According a report by the Organization for Economic Cooperation and Development (OECD), Koreans worked an average 2,069 hours in 2016, 305 more than the OECD average of 1,764.
Other major companies have followed suit, including LG Electronics and chipmaker SK Hynix, which have launched a pilot program that allows workers to work less than they did even before the passage of the bill.
A number of IT firms have also allowed their workers to choose flexible working hours, in line with efforts to provide more leisure time for employees. The system allows employees to choose their hours on a daily and weekly basis so that they can handle personal affairs such as looking after children, taking part in leisure activities or pursuing hobbies.
Meanwhile, employees at small and medium-sized companies have showed concern that curtailed hours may lead to reduced wages.
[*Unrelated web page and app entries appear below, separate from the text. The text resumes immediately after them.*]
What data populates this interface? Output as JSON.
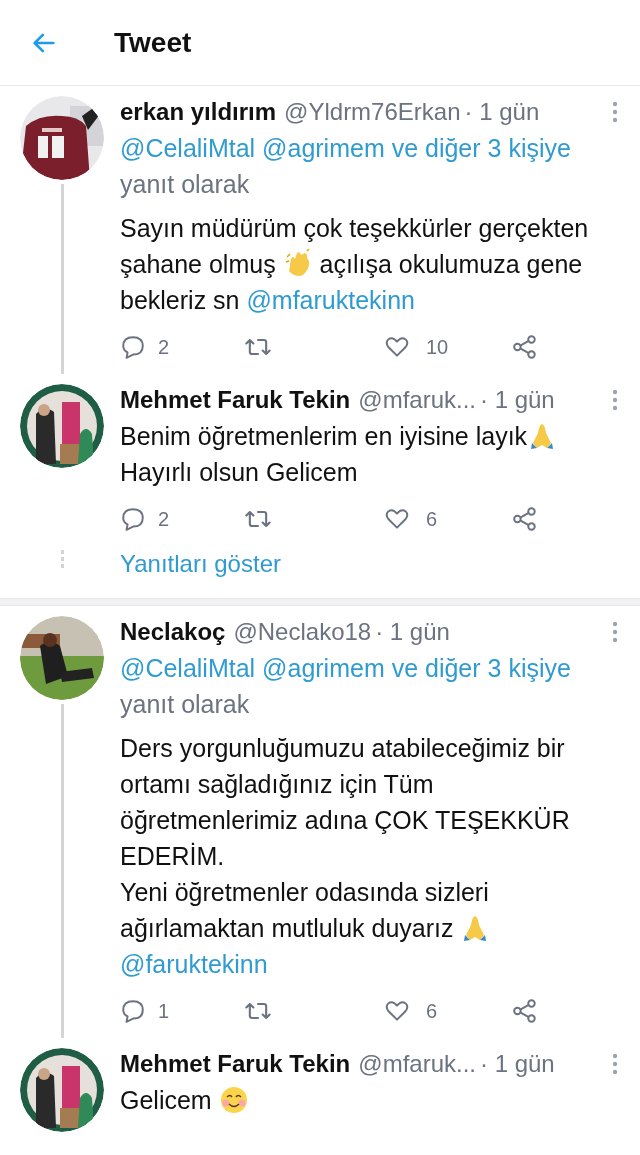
{
  "header": {
    "title": "Tweet"
  },
  "tweets": [
    {
      "name": "erkan yıldırım",
      "handle": "@Yldrm76Erkan",
      "time": "· 1 gün",
      "thread_line": true,
      "reply_to": [
        {
          "kind": "mention",
          "text": "@CelaliMtal"
        },
        {
          "kind": "mention",
          "text": "@agrimem ve diğer 3 kişiye"
        },
        {
          "kind": "break"
        },
        {
          "kind": "text",
          "text": "yanıt olarak"
        }
      ],
      "body": [
        {
          "kind": "text",
          "text": "Sayın müdürüm çok teşekkürler gerçekten şahane olmuş "
        },
        {
          "kind": "clap"
        },
        {
          "kind": "text",
          "text": " açılışa okulumuza gene bekleriz sn "
        },
        {
          "kind": "mention",
          "text": "@mfaruktekinn"
        }
      ],
      "replies": "2",
      "likes": "10"
    },
    {
      "name": "Mehmet Faruk Tekin",
      "handle": "@mfaruk...",
      "time": "· 1 gün",
      "thread_line": false,
      "body": [
        {
          "kind": "text",
          "text": "Benim öğretmenlerim en iyisine layık"
        },
        {
          "kind": "pray"
        },
        {
          "kind": "break"
        },
        {
          "kind": "text",
          "text": "Hayırlı olsun Gelicem"
        }
      ],
      "replies": "2",
      "likes": "6",
      "show_replies": "Yanıtları göster"
    },
    {
      "name": "Neclakoç",
      "handle": "@Neclako18",
      "time": "· 1 gün",
      "thread_line": true,
      "reply_to": [
        {
          "kind": "mention",
          "text": "@CelaliMtal"
        },
        {
          "kind": "mention",
          "text": "@agrimem ve diğer 3 kişiye"
        },
        {
          "kind": "break"
        },
        {
          "kind": "text",
          "text": "yanıt olarak"
        }
      ],
      "body": [
        {
          "kind": "text",
          "text": "Ders yorgunluğumuzu atabileceğimiz bir ortamı sağladığınız için Tüm öğretmenlerimiz adına ÇOK TEŞEKKÜR EDERİM."
        },
        {
          "kind": "break"
        },
        {
          "kind": "text",
          "text": "Yeni öğretmenler odasında sizleri ağırlamaktan mutluluk duyarız "
        },
        {
          "kind": "pray"
        },
        {
          "kind": "break"
        },
        {
          "kind": "mention",
          "text": "@faruktekinn"
        }
      ],
      "replies": "1",
      "likes": "6"
    },
    {
      "name": "Mehmet Faruk Tekin",
      "handle": "@mfaruk...",
      "time": "· 1 gün",
      "thread_line": false,
      "body": [
        {
          "kind": "text",
          "text": "Gelicem "
        },
        {
          "kind": "smile"
        }
      ]
    }
  ]
}
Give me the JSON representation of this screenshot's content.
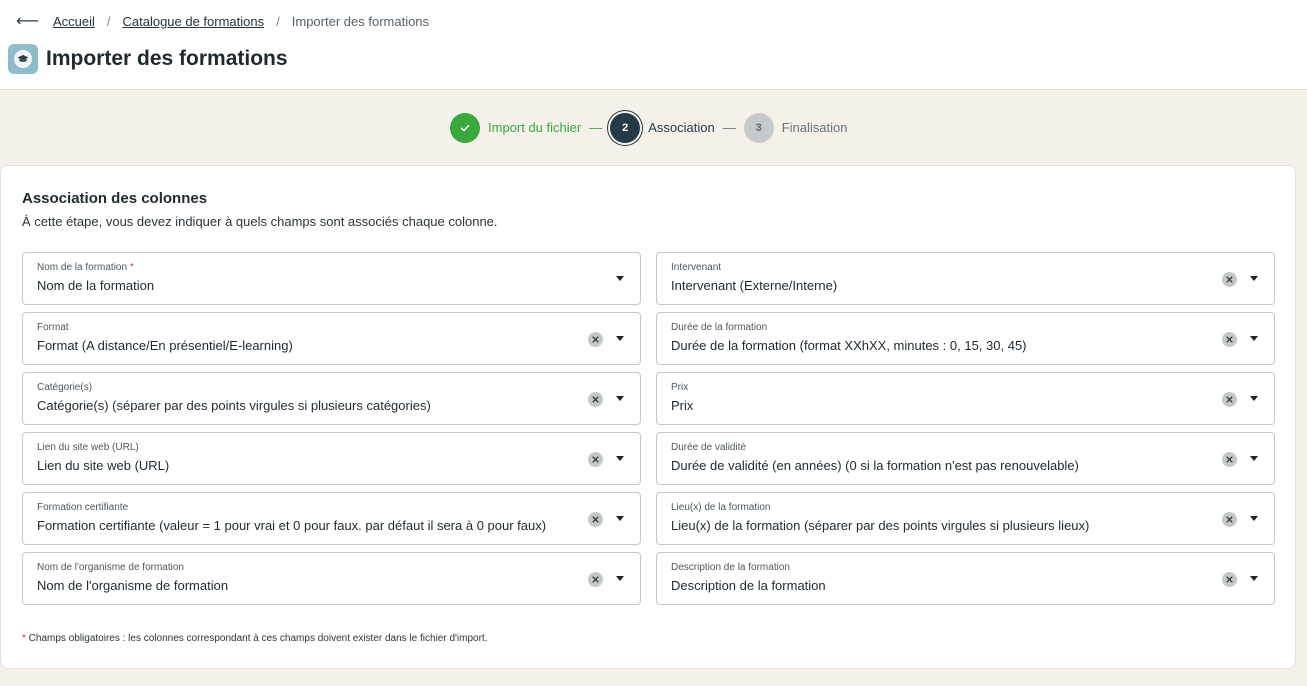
{
  "breadcrumb": {
    "back_icon": "arrow-left-icon",
    "home": "Accueil",
    "catalogue": "Catalogue de formations",
    "current": "Importer des formations",
    "separator": "/"
  },
  "page": {
    "title": "Importer des formations",
    "icon": "graduation-cap-icon",
    "icon_color": "#8fbccb"
  },
  "stepper": {
    "steps": [
      {
        "number": "",
        "label": "Import du fichier",
        "state": "done"
      },
      {
        "number": "2",
        "label": "Association",
        "state": "active"
      },
      {
        "number": "3",
        "label": "Finalisation",
        "state": "todo"
      }
    ],
    "separator": "—",
    "colors": {
      "done": "#3aa83f",
      "active": "#253a47",
      "todo": "#c6cacd"
    }
  },
  "card": {
    "title": "Association des colonnes",
    "subtitle": "À cette étape, vous devez indiquer à quels champs sont associés chaque colonne."
  },
  "fields": [
    {
      "label": "Nom de la formation",
      "required": true,
      "value": "Nom de la formation",
      "clearable": false
    },
    {
      "label": "Intervenant",
      "required": false,
      "value": "Intervenant (Externe/Interne)",
      "clearable": true
    },
    {
      "label": "Format",
      "required": false,
      "value": "Format (A distance/En présentiel/E-learning)",
      "clearable": true
    },
    {
      "label": "Durée de la formation",
      "required": false,
      "value": "Durée de la formation (format XXhXX, minutes : 0, 15, 30, 45)",
      "clearable": true
    },
    {
      "label": "Catégorie(s)",
      "required": false,
      "value": "Catégorie(s) (séparer par des points virgules si plusieurs catégories)",
      "clearable": true
    },
    {
      "label": "Prix",
      "required": false,
      "value": "Prix",
      "clearable": true
    },
    {
      "label": "Lien du site web (URL)",
      "required": false,
      "value": "Lien du site web (URL)",
      "clearable": true
    },
    {
      "label": "Durée de validité",
      "required": false,
      "value": "Durée de validité (en années) (0 si la formation n'est pas renouvelable)",
      "clearable": true
    },
    {
      "label": "Formation certifiante",
      "required": false,
      "value": "Formation certifiante (valeur = 1 pour vrai et 0 pour faux. par défaut il sera à 0 pour faux)",
      "clearable": true
    },
    {
      "label": "Lieu(x) de la formation",
      "required": false,
      "value": "Lieu(x) de la formation (séparer par des points virgules si plusieurs lieux)",
      "clearable": true
    },
    {
      "label": "Nom de l'organisme de formation",
      "required": false,
      "value": "Nom de l'organisme de formation",
      "clearable": true
    },
    {
      "label": "Description de la formation",
      "required": false,
      "value": "Description de la formation",
      "clearable": true
    }
  ],
  "footnote": {
    "asterisk": "*",
    "text": " Champs obligatoires : les colonnes correspondant à ces champs doivent exister dans le fichier d'import."
  }
}
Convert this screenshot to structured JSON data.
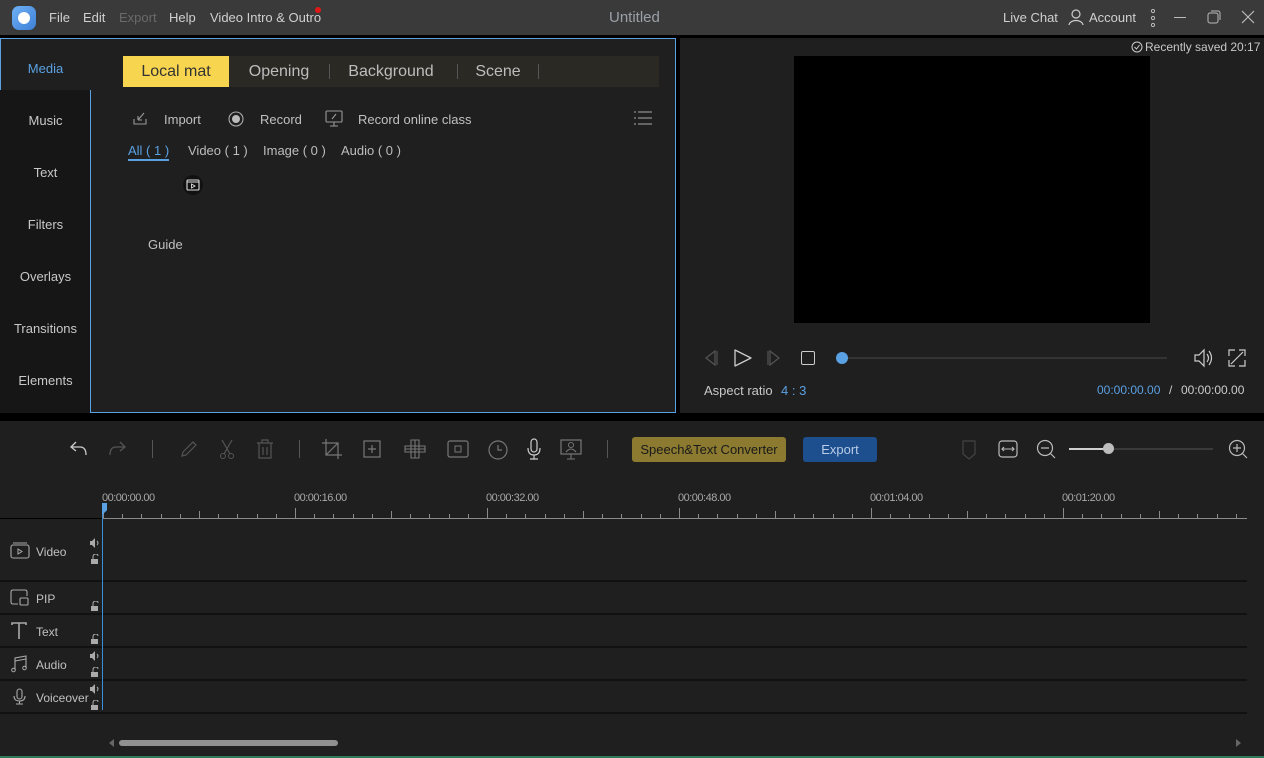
{
  "titlebar": {
    "menus": [
      "File",
      "Edit",
      "Export",
      "Help",
      "Video Intro & Outro"
    ],
    "disabled_menus": [
      "Export"
    ],
    "document_title": "Untitled",
    "live_chat": "Live Chat",
    "account": "Account"
  },
  "sidebar": {
    "items": [
      {
        "label": "Media",
        "active": true
      },
      {
        "label": "Music"
      },
      {
        "label": "Text"
      },
      {
        "label": "Filters"
      },
      {
        "label": "Overlays"
      },
      {
        "label": "Transitions"
      },
      {
        "label": "Elements"
      }
    ]
  },
  "media": {
    "tabs": [
      {
        "label": "Local mat",
        "active": true
      },
      {
        "label": "Opening"
      },
      {
        "label": "Background"
      },
      {
        "label": "Scene"
      }
    ],
    "tools": {
      "import": "Import",
      "record": "Record",
      "record_online_class": "Record online class"
    },
    "filters": [
      {
        "label": "All ( 1 )",
        "active": true
      },
      {
        "label": "Video ( 1 )"
      },
      {
        "label": "Image ( 0 )"
      },
      {
        "label": "Audio ( 0 )"
      }
    ],
    "items": [
      {
        "label": "Guide"
      }
    ]
  },
  "preview": {
    "saved_status": "Recently saved 20:17",
    "aspect_ratio_label": "Aspect ratio",
    "aspect_ratio_value": "4 : 3",
    "current_time": "00:00:00.00",
    "time_separator": "/",
    "total_time": "00:00:00.00",
    "progress": 0
  },
  "timeline_toolbar": {
    "speech_text_converter": "Speech&Text Converter",
    "export": "Export",
    "zoom_level": 0.27
  },
  "timeline": {
    "ruler_labels": [
      "00:00:00.00",
      "00:00:16.00",
      "00:00:32.00",
      "00:00:48.00",
      "00:01:04.00",
      "00:01:20.00"
    ],
    "tracks": [
      {
        "label": "Video"
      },
      {
        "label": "PIP"
      },
      {
        "label": "Text"
      },
      {
        "label": "Audio"
      },
      {
        "label": "Voiceover"
      }
    ]
  },
  "colors": {
    "accent": "#5aa1e3",
    "tab_active": "#f7d54f",
    "speech_button": "#8b7a30",
    "export_button": "#1d4f8e"
  }
}
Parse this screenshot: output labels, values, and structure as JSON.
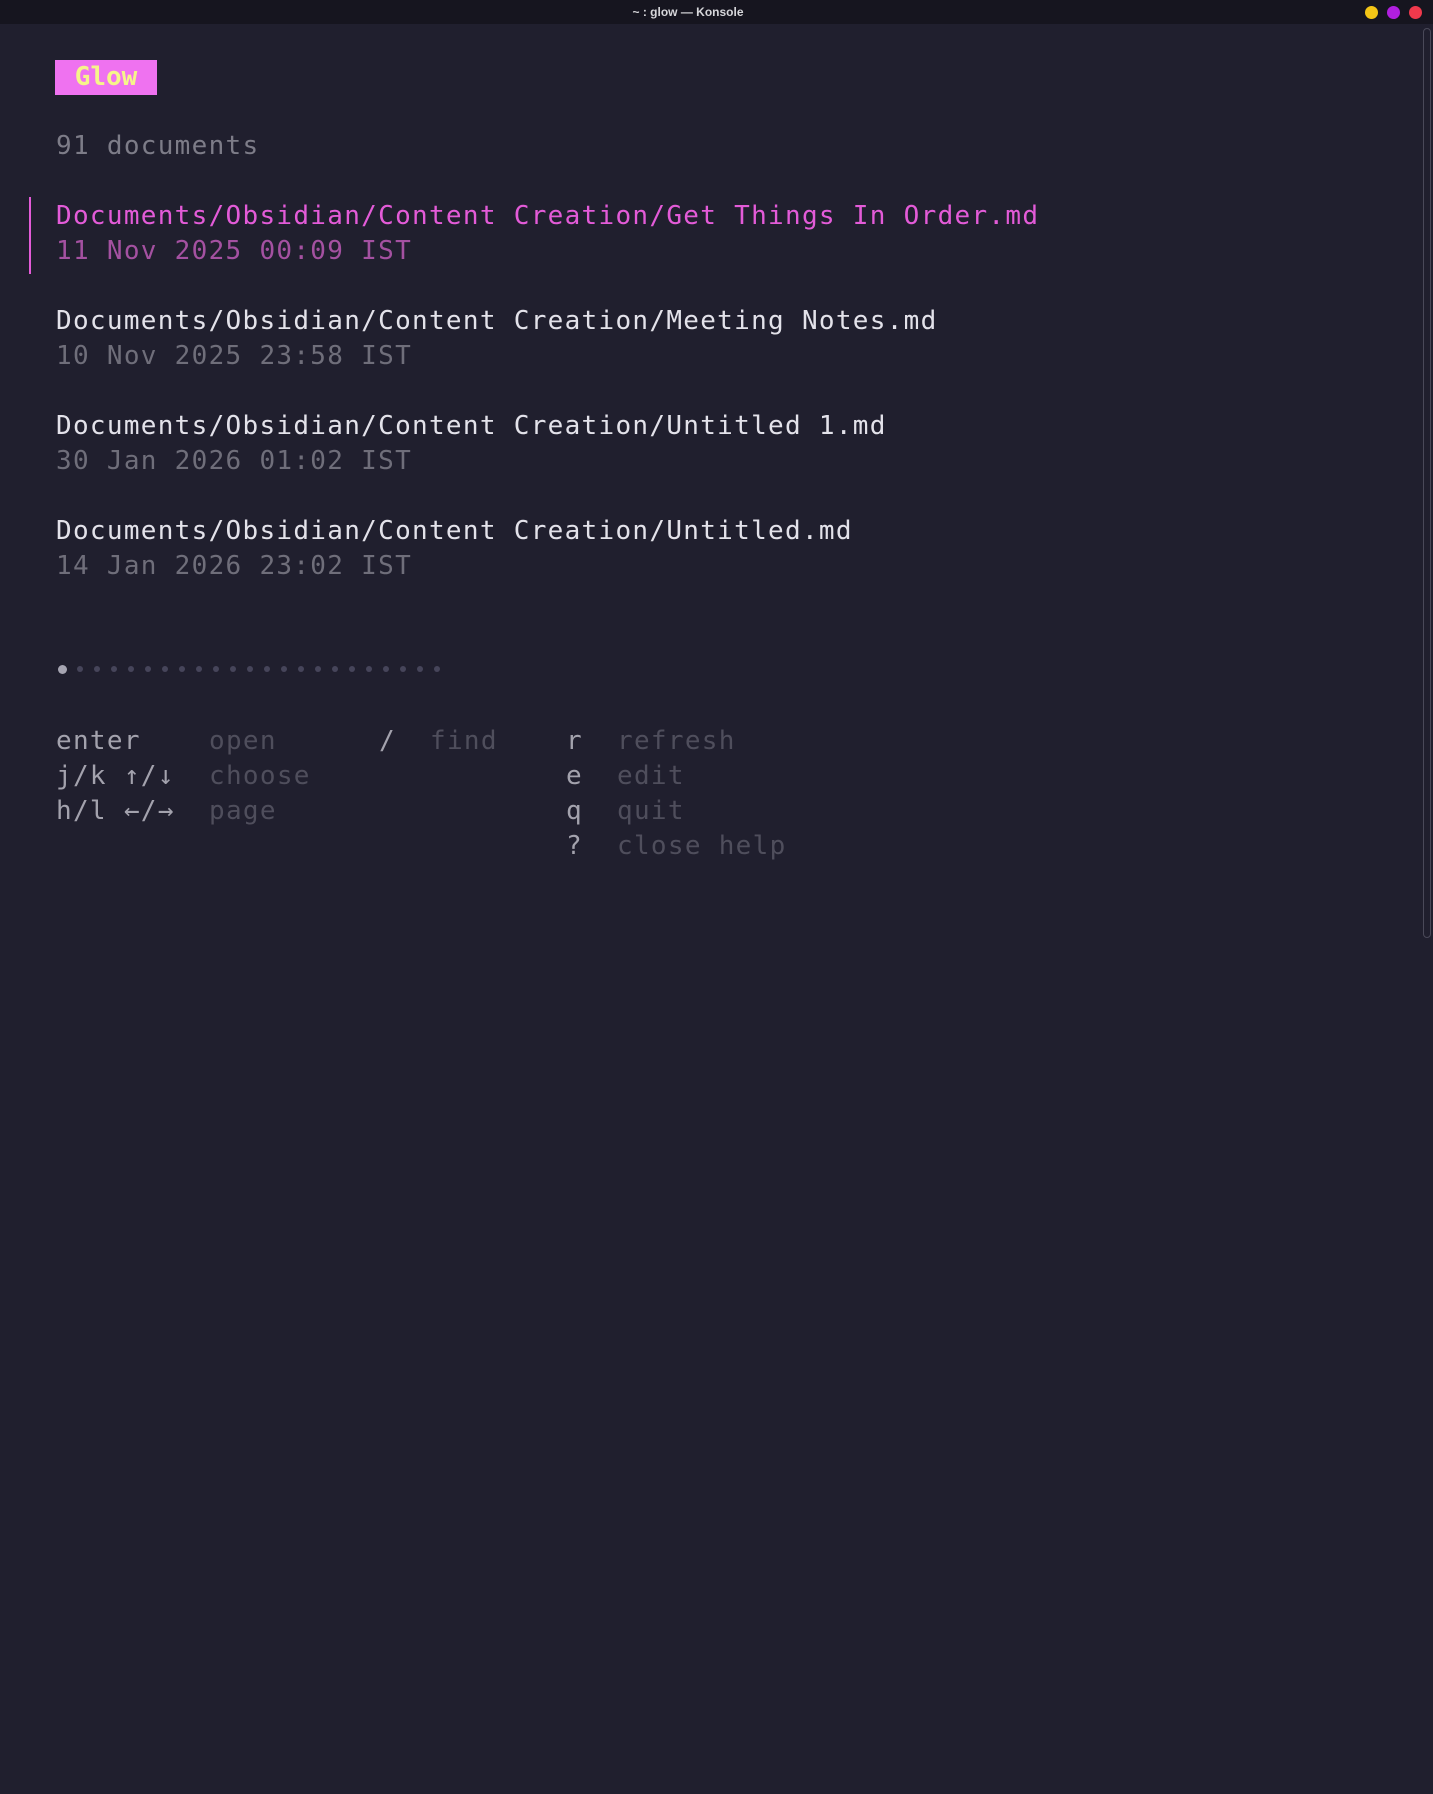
{
  "window": {
    "title": "~ : glow — Konsole",
    "buttons": [
      {
        "name": "minimize",
        "color": "#f3c516"
      },
      {
        "name": "maximize",
        "color": "#b11fe0"
      },
      {
        "name": "close",
        "color": "#f0394c"
      }
    ]
  },
  "app": {
    "name": "Glow",
    "badge_bg": "#ef72f0",
    "badge_fg": "#f6f58a",
    "document_count": "91 documents",
    "accent": "#e35bd8"
  },
  "documents": [
    {
      "path": "Documents/Obsidian/Content Creation/Get Things In Order.md",
      "date": "11 Nov 2025 00:09 IST",
      "selected": true
    },
    {
      "path": "Documents/Obsidian/Content Creation/Meeting Notes.md",
      "date": "10 Nov 2025 23:58 IST",
      "selected": false
    },
    {
      "path": "Documents/Obsidian/Content Creation/Untitled 1.md",
      "date": "30 Jan 2026 01:02 IST",
      "selected": false
    },
    {
      "path": "Documents/Obsidian/Content Creation/Untitled.md",
      "date": "14 Jan 2026 23:02 IST",
      "selected": false
    }
  ],
  "pagination": {
    "total_pages": 23,
    "current_page": 1
  },
  "help": [
    {
      "key": "enter",
      "desc": "open"
    },
    {
      "key": "j/k ↑/↓",
      "desc": "choose"
    },
    {
      "key": "h/l ←/→",
      "desc": "page"
    },
    {
      "key": "/",
      "desc": "find"
    },
    {
      "key": "r",
      "desc": "refresh"
    },
    {
      "key": "e",
      "desc": "edit"
    },
    {
      "key": "q",
      "desc": "quit"
    },
    {
      "key": "?",
      "desc": "close help"
    }
  ]
}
They argue fewer hours may lead to reduced overtime pay, widening the gap between large and small companies.
“I think that my wage will probably be reduced by one third if my company adopts reduced work hours,” said Mr. Lee, a 54-year-old employee at a small welding business.
According to a report by the Korea Economic Research Institute, companies with between 30 and 299 employees are forecast to scale back hours 0.4 percent, while those with more than 300 will cut back about 0.9 percent.
Other workers have expressed concern that the change might impact work intensity since they will be required to maintain their previous level of productivity while putting in less time at work. They argue that a shorter week will not noticeably improve their general quality of life unless companies hire more employees.
For the most part, owners of enterprises have held negative views about the shortened work week and have not moved to increase their workforce.
A shorter work week was one of President Moon Jae-in’s key campaign pledges during the election last year. The aim, he said, was to help improve workers’ quality of life and create jobs.
To ease companies into the change, the revision will be applied in stages. The shorter week will apply first to companies with 300 or more workers on July 1. Companies with 50 to 299 workers will be subject to the new rule starting Jan. 1, 2020, and those with five to 49 workers will fall under the law on July 1, 2021.
The number of business categories exempt from work hour limits will reduce from 26 to five involving transportation services and health care.